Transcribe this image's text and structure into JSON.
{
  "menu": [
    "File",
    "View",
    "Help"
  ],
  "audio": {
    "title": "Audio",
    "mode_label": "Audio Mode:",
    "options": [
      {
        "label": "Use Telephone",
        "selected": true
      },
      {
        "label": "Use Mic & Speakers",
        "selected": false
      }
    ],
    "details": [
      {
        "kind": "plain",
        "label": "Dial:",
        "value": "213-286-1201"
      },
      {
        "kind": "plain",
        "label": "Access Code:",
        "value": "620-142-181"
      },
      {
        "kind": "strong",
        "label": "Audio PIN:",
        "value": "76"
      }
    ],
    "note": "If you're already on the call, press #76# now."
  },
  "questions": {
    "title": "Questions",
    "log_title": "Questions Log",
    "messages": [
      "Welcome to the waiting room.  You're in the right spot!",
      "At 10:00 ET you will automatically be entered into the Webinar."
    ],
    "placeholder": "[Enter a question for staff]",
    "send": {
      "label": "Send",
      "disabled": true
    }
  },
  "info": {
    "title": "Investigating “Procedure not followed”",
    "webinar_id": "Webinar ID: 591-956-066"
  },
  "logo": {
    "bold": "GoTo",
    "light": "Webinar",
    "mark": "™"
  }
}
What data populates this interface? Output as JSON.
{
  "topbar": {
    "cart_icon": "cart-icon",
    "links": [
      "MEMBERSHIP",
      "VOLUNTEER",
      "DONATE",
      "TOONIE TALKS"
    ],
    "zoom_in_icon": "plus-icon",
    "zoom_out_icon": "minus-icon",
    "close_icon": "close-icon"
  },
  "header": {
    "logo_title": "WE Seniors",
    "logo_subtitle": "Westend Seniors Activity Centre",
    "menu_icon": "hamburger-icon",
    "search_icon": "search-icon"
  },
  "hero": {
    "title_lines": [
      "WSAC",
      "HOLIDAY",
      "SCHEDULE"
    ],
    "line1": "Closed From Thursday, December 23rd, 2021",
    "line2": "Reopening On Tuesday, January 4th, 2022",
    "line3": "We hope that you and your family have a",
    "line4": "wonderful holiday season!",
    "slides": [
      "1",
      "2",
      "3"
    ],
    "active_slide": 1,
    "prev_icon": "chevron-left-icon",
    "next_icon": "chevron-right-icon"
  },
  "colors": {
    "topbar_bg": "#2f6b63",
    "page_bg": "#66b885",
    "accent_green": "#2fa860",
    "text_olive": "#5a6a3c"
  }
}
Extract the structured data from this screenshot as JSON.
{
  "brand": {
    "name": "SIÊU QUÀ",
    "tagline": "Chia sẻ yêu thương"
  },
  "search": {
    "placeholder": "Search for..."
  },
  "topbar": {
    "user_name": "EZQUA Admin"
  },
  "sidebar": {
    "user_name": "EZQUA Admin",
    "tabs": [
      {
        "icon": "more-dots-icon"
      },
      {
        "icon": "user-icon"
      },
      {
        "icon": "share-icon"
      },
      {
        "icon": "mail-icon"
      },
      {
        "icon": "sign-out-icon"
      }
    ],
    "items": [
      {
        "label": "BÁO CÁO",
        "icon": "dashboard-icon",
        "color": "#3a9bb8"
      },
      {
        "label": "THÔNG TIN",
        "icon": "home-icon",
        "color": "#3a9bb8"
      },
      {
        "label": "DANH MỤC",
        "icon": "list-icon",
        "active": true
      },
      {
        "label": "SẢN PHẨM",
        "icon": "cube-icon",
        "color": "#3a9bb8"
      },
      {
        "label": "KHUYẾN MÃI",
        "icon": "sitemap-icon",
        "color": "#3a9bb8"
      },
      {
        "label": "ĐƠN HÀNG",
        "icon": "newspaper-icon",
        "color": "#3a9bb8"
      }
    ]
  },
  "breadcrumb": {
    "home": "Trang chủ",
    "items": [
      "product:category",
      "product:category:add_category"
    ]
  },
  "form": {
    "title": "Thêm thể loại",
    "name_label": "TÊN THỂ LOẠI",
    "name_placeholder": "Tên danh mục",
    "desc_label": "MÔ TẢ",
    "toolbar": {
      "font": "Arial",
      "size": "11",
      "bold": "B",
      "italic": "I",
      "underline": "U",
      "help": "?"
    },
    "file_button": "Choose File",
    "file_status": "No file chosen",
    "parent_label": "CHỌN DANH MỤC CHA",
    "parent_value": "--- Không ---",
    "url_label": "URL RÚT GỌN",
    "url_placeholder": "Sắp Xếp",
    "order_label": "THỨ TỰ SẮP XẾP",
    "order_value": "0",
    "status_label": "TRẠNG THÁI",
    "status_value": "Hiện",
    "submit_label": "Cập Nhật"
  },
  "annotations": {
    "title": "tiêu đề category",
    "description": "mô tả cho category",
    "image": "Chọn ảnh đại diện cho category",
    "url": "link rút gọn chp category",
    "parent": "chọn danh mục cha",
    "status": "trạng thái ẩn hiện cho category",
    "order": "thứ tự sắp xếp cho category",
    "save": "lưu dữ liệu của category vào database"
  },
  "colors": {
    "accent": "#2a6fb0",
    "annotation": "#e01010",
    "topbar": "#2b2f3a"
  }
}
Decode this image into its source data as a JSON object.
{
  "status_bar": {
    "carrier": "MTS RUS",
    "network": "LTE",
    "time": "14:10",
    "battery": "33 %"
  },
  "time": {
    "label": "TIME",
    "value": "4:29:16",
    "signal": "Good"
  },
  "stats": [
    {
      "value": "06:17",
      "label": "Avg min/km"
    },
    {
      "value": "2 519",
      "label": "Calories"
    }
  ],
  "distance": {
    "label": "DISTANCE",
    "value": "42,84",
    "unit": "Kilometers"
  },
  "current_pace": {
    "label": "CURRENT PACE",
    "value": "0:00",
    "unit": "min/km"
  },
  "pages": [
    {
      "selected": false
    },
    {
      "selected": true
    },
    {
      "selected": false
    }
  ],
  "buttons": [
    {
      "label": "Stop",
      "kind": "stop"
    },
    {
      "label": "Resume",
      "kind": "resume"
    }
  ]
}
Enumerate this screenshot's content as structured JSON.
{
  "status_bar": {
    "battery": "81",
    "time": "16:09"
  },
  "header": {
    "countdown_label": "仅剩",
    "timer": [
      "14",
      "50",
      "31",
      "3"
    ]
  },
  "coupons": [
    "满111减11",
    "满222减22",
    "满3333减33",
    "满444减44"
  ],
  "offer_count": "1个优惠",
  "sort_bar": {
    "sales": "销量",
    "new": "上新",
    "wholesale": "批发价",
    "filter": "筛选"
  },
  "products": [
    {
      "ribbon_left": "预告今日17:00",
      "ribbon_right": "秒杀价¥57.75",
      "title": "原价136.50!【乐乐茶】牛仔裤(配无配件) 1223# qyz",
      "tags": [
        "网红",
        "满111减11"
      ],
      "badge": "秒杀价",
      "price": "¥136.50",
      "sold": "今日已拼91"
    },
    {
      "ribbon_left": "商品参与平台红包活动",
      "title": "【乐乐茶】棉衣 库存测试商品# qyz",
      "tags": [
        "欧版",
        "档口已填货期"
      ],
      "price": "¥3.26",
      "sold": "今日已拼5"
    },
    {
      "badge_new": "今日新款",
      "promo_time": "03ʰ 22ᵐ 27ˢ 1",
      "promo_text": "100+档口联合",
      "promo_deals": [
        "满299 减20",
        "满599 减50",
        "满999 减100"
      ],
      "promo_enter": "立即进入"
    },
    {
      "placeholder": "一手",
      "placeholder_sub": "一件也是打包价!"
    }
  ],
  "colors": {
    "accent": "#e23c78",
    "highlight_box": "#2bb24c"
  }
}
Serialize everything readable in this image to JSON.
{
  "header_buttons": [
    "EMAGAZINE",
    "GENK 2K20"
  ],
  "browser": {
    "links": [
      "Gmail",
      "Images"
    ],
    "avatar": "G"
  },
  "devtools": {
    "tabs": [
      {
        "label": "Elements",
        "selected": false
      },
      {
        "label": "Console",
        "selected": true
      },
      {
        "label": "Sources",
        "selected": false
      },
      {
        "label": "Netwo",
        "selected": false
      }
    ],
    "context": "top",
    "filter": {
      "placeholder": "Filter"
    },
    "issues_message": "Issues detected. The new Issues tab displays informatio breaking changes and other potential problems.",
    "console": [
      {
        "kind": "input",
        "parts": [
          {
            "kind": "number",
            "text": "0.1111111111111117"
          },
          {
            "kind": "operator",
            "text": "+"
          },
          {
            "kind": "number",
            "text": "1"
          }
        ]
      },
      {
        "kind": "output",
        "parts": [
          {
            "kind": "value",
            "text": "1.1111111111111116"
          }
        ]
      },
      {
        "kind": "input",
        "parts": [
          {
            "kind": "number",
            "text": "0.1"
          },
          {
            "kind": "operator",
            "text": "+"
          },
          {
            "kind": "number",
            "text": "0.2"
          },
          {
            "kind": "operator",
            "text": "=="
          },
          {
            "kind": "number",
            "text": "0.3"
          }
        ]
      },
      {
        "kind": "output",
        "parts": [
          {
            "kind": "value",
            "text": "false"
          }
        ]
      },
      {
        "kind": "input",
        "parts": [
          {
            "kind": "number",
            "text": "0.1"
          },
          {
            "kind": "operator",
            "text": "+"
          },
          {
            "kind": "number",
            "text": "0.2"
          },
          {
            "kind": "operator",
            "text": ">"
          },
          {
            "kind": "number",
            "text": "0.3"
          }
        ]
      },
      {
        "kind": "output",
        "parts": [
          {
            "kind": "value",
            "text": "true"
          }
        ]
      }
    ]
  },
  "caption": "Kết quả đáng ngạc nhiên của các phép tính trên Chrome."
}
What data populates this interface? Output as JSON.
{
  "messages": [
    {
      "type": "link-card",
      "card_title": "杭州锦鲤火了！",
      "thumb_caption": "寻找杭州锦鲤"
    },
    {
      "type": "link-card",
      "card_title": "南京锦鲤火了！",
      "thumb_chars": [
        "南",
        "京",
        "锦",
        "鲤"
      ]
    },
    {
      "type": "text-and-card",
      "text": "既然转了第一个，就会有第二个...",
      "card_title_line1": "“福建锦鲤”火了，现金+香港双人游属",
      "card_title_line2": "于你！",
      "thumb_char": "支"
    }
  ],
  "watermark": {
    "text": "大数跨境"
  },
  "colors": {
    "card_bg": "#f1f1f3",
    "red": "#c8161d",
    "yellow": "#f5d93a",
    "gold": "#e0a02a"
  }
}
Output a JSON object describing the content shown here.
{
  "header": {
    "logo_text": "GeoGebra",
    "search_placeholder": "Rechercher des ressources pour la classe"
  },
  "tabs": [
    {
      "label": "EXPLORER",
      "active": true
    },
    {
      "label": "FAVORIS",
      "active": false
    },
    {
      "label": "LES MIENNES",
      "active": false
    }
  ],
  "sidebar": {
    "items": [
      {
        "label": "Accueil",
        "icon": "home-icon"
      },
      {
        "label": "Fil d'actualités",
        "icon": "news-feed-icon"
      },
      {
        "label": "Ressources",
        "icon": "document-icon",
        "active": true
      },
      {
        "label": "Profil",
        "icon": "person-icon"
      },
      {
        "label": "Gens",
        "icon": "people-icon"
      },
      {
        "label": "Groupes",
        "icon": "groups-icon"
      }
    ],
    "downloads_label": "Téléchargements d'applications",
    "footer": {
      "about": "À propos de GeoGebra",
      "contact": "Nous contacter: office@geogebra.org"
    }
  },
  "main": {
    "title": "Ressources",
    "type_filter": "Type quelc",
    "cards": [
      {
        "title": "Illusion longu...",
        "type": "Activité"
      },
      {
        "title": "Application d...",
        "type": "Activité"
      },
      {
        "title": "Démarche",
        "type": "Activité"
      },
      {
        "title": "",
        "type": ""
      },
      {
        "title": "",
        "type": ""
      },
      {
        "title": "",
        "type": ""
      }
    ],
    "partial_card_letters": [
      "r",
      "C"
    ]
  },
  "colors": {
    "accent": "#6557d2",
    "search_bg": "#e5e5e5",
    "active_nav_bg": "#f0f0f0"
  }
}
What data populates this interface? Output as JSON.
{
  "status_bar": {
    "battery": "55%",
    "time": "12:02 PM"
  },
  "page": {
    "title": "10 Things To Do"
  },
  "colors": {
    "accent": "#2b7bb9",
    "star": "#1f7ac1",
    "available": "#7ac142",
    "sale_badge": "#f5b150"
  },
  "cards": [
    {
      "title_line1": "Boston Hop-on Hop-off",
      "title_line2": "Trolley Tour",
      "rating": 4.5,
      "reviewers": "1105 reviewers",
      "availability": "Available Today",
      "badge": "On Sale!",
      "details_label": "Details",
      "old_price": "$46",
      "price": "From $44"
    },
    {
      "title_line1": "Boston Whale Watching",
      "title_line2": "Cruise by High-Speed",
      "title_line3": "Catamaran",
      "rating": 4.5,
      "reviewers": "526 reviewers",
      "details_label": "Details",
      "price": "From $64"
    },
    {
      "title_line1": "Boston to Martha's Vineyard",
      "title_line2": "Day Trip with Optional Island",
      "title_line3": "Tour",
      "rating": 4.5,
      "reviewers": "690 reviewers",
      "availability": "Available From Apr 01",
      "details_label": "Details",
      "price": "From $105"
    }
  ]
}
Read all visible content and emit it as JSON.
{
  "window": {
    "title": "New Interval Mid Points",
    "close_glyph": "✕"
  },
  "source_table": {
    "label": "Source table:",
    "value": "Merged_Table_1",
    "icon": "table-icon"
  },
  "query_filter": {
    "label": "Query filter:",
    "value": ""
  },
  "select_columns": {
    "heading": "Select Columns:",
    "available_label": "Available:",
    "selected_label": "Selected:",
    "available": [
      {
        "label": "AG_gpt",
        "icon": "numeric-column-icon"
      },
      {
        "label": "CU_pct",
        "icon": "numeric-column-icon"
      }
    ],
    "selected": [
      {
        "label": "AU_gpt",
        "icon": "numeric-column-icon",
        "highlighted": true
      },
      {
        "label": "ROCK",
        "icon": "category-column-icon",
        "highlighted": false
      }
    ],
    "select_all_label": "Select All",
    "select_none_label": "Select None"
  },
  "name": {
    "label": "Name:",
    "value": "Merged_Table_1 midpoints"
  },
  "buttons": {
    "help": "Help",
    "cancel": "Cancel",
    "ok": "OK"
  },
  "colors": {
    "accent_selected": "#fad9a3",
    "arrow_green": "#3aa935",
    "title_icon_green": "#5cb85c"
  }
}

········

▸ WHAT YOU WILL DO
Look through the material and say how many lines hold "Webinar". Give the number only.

▸ RESPONSE TO THIS TASK
3